Bike Club selfie before Friday ride.

It was kind of funny. I think Mark, the club president, was half joking, but he kept asking, after about 2 miles or so, “do you live here?” It was sort of like being on a drive with a young child who asks “are we there yet” every few minutes.

Cloudy afternoon-Bike Club crossing parking lot at Rockwell-Collins. We are almost there. Mark decided I probably own Rockwell-Collins, although I don't think I do.

About 4 miles later, we arrived at my house and invited Audrey to go to DQ with us. It’s about 2 miles from my house to DQ, and along the way, Mark noted that this was the longest, craziest route to DQ he’s ever biked on.

Well, sure. As Audrey would say, when you let Joe pick the route, crazy things happen.

Bikes at DQ. Rack was empty before we arrived. Mine is first bike in line.

Saturday was cool and pleasant, and late in the afternoon, Audrey and I took two grandchildren for a ride on the Boyson Trail. One grandchild, 9 months old, rode on a toddler seat in front of me, the other grandchild, age 3, rode the Tab-Along seat behind my bike—so Clarence was acting like the people carrier he was named after.

The ride was probably the farthest that the 9-month-old has gone on the bike.

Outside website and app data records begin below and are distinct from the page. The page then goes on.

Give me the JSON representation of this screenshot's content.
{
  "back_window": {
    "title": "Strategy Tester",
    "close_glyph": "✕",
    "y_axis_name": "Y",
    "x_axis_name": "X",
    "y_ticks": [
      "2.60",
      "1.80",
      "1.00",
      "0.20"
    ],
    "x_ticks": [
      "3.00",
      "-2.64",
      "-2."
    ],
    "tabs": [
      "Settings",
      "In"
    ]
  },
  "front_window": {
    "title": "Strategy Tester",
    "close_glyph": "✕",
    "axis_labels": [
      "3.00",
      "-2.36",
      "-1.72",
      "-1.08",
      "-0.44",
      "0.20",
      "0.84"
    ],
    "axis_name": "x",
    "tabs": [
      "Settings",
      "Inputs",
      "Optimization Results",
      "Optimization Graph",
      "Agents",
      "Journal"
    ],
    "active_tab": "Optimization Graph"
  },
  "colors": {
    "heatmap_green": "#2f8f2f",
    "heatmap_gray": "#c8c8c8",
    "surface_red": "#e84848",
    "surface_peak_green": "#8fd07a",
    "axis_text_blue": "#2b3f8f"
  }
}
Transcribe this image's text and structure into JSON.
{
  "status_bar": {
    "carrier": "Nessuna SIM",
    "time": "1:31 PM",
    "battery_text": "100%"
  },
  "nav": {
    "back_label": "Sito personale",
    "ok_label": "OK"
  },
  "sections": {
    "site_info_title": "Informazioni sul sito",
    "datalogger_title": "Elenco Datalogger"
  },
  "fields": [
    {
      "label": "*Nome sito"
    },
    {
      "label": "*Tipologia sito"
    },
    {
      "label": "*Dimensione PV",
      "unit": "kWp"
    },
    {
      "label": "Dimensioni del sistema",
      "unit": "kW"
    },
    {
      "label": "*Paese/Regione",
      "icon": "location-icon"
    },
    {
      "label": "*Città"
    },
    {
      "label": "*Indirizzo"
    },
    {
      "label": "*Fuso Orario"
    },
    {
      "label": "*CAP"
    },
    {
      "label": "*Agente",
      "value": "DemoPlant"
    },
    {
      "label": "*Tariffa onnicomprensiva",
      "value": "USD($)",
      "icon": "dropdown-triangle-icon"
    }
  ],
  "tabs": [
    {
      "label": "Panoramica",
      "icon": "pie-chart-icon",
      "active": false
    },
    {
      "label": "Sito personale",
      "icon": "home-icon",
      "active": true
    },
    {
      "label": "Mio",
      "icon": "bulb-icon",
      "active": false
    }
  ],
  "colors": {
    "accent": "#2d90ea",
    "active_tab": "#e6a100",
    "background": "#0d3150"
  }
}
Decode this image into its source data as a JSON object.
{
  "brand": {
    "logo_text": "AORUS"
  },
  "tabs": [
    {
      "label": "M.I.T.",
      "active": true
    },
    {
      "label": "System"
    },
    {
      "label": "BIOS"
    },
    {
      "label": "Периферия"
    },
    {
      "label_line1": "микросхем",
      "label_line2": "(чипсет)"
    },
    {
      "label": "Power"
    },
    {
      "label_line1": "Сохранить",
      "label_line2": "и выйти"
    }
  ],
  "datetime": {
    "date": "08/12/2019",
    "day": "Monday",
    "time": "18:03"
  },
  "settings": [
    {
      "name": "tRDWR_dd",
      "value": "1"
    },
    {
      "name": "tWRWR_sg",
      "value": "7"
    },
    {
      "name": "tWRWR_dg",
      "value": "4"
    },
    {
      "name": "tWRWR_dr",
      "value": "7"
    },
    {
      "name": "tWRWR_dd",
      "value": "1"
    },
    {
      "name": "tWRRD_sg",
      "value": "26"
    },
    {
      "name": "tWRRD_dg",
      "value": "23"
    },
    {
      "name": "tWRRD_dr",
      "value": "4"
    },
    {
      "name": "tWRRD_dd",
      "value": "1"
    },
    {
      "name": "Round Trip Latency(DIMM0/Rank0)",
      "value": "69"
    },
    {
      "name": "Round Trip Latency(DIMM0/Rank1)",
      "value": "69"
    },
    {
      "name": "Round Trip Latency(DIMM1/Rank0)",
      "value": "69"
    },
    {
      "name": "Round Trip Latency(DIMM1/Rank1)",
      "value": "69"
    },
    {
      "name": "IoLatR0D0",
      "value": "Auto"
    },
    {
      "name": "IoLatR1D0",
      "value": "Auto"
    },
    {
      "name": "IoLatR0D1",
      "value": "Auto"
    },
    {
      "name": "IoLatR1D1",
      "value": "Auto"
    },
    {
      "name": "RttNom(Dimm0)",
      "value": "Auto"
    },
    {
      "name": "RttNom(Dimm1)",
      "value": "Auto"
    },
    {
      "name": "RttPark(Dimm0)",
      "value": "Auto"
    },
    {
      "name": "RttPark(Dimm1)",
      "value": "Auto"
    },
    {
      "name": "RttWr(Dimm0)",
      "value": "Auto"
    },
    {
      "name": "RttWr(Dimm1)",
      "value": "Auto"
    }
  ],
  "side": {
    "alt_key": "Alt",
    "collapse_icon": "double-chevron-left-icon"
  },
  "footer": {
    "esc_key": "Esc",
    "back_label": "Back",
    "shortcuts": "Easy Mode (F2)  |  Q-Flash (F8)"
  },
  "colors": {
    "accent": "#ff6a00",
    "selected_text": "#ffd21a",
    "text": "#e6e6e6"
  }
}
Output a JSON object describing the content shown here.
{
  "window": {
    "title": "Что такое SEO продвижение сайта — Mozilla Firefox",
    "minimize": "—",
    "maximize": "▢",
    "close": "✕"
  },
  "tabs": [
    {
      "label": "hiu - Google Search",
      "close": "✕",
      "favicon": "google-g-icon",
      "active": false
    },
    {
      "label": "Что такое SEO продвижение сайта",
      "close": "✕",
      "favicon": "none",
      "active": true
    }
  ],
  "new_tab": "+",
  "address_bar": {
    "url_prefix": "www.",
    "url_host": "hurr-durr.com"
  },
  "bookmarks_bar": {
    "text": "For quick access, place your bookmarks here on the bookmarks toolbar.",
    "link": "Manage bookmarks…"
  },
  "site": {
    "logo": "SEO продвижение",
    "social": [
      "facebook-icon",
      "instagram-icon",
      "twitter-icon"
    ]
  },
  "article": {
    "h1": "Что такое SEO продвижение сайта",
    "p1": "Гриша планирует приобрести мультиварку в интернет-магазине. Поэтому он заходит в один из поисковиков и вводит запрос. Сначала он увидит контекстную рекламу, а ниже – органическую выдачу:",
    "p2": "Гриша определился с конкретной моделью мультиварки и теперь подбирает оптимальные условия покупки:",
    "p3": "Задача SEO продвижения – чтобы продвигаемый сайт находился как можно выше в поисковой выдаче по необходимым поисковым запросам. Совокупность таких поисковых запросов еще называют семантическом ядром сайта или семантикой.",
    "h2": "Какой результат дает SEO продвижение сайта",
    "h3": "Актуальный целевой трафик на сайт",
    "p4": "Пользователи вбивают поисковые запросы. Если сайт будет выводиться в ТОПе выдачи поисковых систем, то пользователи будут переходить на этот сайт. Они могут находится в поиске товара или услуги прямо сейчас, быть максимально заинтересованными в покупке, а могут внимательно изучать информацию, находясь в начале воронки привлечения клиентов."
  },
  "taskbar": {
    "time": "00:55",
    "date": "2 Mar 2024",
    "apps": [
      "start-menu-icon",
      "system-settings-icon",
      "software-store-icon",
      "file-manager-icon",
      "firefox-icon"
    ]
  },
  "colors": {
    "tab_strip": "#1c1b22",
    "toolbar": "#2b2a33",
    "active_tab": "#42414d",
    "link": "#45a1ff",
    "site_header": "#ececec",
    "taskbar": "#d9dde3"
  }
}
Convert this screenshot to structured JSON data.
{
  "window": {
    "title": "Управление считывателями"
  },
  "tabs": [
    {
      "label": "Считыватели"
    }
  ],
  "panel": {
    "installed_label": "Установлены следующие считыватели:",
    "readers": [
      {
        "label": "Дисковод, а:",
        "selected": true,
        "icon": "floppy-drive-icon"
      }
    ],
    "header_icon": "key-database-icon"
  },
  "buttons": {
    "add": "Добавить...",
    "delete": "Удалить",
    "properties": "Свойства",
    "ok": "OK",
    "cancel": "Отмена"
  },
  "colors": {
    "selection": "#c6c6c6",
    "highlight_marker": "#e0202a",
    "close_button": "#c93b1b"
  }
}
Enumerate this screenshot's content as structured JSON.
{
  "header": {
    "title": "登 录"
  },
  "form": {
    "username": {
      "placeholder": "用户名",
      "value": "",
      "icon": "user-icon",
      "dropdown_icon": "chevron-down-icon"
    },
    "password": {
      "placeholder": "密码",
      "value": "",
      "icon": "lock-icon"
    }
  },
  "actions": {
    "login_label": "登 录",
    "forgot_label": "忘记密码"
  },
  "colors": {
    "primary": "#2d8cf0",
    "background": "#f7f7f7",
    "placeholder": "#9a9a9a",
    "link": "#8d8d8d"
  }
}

He likes rides, but he also wants them to be short, because being strapped in and wearing a helmet is not his thing. It was good we stopped at Hanna Park and let the kids swing—he needed the break.

Swinging in the park.

Still, overall, he was OK with the ride. The older grandchild was thrilled. Audrey noticed that she has figured out she has no reason to pedal, since the bike moves if she just sits there, so I’m sure the outing was good exercise for me, too.

So, Thursday, Friday and Saturday represented some new ride experiences for some people—a nice trio of fun biking days!

Wednesday, September 14, 2016

In Which I View the Morning September Sky

OK, I know I’ve done a sky post before—but enjoying the changing light of morning (or late afternoon) is one of the perks of being a biker. I know you car pilots see the same sky, but not as clearly or fully as I do, so there.

The first four photos are from the weekend, last Sunday, Sept. 11. I know it’s a sad day, and I haven’t and won’t ever forget, but there was a cool early fall misty, dewy morning as I rode my bike on the Lindale and Boyson trails.

Morning dew gleams in grass near west entrance of Lindale Trail in Cedar Rapids.

Lindale Trail--shafts of misty sunlight.

Don't panic, citizens. Orb web gleams beside Lindale Trail--no spider in view.

Boyson Trail creek view. Day is slowly warming up and mist clearing.

The next are from today, Sept. 14—partly cloudy sky around 8 a.m. just looks pretty to me, with sun playing peekaboo behind the cloud cover. And it’s amazing how low in the sky the sun is at 8 a.m. in mid September!

Looking east at corner of F Avenue and Collins Road as I wait for light to change.

Looking east across lawn of Kenwood School.

Winter is coming. But Clarence and I are ready!